It has been concerning to read various articles highlighting the devastating impact addiction to gambling on sport is having, particularly on young males. It has recently been World Suicide Prevention Day and I know the horrendous impact a gambling addiction can have on someone’s mental health, which can sadly lead to suicidal thoughts.
It can be difficult to avoid gambling due to the whole host of adverts out there on television and beyond. Incredibly, nine of the 20 football teams in the Premier League have a gambling company as a sponsor.
NHS England’s Simon Stevens has expressed his concerns regarding gambling and I would like to use my column to make you aware of the dangers of addiction and the various avenues of support available.
Sadly, being a compulsive gambler can harm your health, relationships and leave you in a serious amount of debt. Thankfully, there is evidence gambling can be treated in the same way as other addictions, with Cognitive Behavioural Therapy (CBT) usually having the best results.
CBT is based on the concept your thoughts, feelings and actions are interconnected, and that negative thoughts and feelings can trap you in a vicious cycle. If you’re interested in receiving CBT, I would recommend contacting GamCare on 0808 8020 133, who offer free information, support and therapy.
There are also a number of self-help tips I can share with you. Firstly, it is important to never view gambling as a way to make money, only as a bit of light-hearted fun. If you’re struggling to contain how much money you’re betting, perhaps it would be a good idea to leave your credit card behind and only carry a set amount of cash you’re willing to part with.
If you’re worried about your gambling, it is vital you don’t bottle your feelings up. Talk to someone you trust, which could be a family member, friend, or even your GP. Spending more time with family and friends who aren’t interested in betting can be very refreshing and help you get out of the habit.
If you’re feeling suicidal, you don’t need to struggle alone and there are a number of helplines you can ring. You can call Samaritans for free on 116 123 at any time from any place.

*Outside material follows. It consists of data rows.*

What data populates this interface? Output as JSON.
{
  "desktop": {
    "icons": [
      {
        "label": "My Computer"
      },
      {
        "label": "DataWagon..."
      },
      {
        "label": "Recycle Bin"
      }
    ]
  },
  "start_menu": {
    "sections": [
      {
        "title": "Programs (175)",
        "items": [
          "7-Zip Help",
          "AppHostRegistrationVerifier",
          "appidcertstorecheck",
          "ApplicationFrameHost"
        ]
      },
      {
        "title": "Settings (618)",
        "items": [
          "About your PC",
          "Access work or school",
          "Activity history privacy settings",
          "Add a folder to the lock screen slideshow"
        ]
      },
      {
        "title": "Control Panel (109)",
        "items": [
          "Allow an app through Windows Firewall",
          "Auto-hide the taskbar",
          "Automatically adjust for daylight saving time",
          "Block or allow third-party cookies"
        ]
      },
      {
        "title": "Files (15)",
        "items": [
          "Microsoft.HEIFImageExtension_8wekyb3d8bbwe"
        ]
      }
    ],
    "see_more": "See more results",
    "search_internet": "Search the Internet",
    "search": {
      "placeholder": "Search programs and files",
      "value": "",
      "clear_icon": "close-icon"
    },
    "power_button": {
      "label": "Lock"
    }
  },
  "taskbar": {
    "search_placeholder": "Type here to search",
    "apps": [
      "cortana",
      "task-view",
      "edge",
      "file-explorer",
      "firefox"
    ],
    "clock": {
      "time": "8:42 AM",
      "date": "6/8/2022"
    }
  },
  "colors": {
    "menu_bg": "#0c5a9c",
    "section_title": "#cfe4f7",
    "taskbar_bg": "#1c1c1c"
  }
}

Remember, mental health support is available right now if you need it. You don’t have to suffer by yourself!